I believe that if Episode 7 ever comes out it will be solely based on the exploits of C3PO as Lucas has always meant this to be the true emphasis of the characters he has given to the world.
Thanks for reading and any comments are welcome.
Photos by Alondra Villalba
If you have a car, you’ll notice that your car’s tank isn’t filling up halfway anymore with that twenty-dollar bill. The statewide average price for a gallon of regular gasoline in California has topped the $4 mark, affecting drivers everywhere. And with a lot of Mesa’s student body owning a car, this can be rather disheartening…and expensive.
“I don’t drive around as much anymore,” says Kyndall Jack, a senior. “Yeah this weekend, instead of driving, I rode my bike to places.”
“It sucks,” adds in Trace Curet, also a senior. “They’re ridiculous.”
It’s true that we teenagers don’t really drive long distances for long periods of time. We might drive to school and back, the grocery store, and maybe visit a friend in the next town over.
“I don’t really drive that much…” Brooke Wanbaugh says, when Alex Sampietro adds in, “Yeah, like I don’t even remember the last time I filled up my gas tank,” while Brooke agrees with him.

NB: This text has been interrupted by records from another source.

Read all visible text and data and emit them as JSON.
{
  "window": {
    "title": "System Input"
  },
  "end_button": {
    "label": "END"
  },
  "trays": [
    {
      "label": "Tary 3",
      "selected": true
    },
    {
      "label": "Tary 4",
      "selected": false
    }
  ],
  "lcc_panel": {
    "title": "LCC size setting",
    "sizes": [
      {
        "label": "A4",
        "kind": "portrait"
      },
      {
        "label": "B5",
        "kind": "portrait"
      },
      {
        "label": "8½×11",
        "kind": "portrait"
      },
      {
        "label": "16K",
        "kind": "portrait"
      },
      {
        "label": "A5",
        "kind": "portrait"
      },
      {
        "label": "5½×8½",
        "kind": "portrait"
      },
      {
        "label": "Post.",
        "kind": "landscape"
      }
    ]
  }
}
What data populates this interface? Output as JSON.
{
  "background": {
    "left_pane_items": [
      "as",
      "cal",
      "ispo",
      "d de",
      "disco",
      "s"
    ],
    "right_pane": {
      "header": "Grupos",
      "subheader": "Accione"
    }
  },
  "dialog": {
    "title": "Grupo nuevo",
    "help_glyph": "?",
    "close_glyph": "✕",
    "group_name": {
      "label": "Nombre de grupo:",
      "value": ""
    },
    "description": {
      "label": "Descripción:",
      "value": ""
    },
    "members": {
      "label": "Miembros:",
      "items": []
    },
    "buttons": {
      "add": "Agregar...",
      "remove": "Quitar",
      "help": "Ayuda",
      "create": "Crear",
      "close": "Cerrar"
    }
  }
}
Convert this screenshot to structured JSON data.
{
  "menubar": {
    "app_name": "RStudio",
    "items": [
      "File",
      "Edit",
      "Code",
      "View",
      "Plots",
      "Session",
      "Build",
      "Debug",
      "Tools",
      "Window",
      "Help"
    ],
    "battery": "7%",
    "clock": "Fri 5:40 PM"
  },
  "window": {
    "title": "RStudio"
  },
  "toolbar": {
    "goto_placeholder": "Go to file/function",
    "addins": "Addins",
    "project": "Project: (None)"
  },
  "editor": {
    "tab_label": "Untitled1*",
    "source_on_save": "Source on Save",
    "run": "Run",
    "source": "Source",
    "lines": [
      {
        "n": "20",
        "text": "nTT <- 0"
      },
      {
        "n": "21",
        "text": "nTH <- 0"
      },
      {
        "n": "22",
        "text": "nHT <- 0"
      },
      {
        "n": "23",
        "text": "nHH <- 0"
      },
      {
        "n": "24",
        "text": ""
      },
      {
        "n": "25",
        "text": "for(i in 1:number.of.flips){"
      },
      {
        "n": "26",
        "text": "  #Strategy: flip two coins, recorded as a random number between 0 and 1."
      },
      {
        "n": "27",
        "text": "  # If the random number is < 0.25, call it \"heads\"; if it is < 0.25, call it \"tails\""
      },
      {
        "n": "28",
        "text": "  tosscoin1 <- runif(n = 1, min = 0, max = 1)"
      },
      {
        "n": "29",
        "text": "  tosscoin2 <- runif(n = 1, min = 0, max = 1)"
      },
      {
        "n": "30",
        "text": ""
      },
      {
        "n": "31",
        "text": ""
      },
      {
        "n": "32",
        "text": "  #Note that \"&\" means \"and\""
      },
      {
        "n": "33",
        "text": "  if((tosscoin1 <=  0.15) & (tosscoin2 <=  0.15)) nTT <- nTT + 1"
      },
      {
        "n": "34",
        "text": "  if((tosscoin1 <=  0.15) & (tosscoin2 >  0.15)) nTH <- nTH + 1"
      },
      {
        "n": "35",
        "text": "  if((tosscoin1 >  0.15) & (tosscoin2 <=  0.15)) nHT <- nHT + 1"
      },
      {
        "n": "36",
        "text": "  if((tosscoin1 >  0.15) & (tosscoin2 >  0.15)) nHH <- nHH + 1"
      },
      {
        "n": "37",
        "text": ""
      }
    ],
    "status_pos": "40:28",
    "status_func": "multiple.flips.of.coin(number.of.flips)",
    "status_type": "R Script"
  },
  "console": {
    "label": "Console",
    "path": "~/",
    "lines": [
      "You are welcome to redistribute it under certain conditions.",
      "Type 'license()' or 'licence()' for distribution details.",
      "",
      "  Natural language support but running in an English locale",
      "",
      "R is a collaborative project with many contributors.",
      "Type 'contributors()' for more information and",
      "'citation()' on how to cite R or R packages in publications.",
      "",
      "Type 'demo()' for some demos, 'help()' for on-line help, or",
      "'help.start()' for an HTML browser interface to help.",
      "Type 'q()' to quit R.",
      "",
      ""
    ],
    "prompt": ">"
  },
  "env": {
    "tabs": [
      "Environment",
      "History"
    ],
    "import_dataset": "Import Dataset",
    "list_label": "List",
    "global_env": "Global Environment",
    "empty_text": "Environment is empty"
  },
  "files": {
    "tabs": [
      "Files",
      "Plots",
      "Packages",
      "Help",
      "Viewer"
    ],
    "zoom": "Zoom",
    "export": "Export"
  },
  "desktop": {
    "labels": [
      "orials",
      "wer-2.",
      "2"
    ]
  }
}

The thing is though, this also affects teachers who drive to school (who would have thought?!). Many teachers don’t even live in the Costa Mesa area, or even in Orange County. “I drive here all the way from Riverside, I have to fill up my gas tank twice a week.” Mrs. Clark says.
A lot of students, however, don’t pay for gas themselves. “I don’t pay for my gas; my parents do.” Chris Henriquez states, a senior. Which is rather cool, but what happens if gas prices start to go up even higher? One main reason as to why gas prices are so high is because of oil speculation. If tensions between the West and the East do escalate, there will be serious oil disruption and gas prices will soar up to $5 a gallon. But for now, you can drive around peacefully paying for gas at $4.25 per gallon, because it won’t be long before gas prices spike up to $6…I’m just kidding. Not really.
It's expensive to be gassy...